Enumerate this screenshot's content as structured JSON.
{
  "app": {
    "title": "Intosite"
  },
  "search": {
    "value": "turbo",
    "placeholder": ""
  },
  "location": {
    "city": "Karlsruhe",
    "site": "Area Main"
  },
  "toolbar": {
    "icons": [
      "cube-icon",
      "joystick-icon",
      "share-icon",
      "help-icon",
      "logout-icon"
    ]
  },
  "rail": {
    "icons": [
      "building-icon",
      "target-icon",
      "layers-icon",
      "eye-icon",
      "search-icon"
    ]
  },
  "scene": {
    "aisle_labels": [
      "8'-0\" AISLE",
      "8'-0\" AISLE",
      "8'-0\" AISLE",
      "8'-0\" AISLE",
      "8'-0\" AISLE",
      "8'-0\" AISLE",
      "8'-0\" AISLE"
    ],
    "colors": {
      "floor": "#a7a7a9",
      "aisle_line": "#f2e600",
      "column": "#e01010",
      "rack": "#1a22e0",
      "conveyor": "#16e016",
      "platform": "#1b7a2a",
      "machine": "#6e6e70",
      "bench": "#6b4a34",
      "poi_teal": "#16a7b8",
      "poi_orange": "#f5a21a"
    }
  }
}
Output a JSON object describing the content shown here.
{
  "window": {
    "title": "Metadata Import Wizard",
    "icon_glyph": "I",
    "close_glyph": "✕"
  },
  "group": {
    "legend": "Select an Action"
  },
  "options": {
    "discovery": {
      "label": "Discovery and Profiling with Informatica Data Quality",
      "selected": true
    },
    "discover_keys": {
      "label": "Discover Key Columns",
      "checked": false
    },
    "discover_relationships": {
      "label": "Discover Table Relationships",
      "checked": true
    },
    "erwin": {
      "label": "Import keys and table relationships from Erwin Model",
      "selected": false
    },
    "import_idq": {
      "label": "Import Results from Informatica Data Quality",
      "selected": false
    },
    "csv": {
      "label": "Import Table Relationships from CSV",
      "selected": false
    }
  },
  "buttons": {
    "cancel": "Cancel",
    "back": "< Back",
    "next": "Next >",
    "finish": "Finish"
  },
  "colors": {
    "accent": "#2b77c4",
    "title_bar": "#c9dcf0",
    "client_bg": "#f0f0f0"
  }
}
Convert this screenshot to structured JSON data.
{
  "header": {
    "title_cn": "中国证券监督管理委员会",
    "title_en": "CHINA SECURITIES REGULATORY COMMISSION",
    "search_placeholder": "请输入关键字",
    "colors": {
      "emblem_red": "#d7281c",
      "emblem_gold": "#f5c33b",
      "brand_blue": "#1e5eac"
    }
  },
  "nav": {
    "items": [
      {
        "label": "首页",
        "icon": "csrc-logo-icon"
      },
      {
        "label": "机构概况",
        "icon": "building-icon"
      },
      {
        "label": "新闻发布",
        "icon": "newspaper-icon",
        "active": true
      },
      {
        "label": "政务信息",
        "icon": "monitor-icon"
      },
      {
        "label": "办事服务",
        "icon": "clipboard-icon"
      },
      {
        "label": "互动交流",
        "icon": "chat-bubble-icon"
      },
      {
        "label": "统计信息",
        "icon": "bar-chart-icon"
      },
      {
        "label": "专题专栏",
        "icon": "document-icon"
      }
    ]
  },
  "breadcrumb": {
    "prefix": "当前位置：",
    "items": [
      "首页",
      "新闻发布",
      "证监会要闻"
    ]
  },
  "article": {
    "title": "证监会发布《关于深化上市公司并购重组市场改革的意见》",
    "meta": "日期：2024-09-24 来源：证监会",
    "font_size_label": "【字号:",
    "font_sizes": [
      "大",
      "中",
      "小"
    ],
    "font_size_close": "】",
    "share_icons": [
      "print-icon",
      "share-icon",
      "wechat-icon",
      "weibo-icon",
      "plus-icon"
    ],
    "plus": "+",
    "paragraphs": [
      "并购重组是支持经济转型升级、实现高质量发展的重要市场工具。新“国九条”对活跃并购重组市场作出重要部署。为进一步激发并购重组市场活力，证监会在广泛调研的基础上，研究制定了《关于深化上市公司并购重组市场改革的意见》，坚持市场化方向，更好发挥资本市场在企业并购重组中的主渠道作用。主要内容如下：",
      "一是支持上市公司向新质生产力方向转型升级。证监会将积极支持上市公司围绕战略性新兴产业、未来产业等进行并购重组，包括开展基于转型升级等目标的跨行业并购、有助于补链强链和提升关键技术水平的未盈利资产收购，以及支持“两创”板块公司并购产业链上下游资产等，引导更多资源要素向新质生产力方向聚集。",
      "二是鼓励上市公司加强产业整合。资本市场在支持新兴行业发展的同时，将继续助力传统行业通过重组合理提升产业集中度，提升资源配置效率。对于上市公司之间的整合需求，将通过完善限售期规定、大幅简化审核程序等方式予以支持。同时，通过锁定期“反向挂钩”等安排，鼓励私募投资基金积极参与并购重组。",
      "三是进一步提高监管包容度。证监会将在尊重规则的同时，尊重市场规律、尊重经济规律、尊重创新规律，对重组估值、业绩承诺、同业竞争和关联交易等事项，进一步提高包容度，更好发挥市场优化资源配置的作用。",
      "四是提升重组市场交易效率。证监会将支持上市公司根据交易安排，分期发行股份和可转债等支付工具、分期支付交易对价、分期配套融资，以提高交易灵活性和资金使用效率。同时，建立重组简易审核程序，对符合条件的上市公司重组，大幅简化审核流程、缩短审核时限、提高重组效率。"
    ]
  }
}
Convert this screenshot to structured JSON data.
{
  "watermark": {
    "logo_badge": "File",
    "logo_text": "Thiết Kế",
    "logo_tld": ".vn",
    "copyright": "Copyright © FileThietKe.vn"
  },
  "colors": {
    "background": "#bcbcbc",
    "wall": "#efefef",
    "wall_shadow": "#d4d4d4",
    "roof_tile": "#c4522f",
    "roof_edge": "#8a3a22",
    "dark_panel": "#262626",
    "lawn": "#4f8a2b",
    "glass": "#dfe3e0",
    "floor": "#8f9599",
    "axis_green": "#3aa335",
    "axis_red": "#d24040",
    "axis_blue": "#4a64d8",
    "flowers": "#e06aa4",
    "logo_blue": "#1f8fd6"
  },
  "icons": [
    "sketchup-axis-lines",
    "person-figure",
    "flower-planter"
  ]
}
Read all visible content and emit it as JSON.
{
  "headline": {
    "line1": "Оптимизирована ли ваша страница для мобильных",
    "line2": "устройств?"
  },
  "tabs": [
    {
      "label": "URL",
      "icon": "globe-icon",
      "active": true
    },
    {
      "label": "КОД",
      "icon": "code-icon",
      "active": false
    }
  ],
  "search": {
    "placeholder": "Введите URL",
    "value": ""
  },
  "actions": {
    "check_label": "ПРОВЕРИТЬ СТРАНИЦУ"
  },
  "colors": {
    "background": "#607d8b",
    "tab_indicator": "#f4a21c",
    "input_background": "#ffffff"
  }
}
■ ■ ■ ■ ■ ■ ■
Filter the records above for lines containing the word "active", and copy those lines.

        "active": true
      "active": true
      "active": false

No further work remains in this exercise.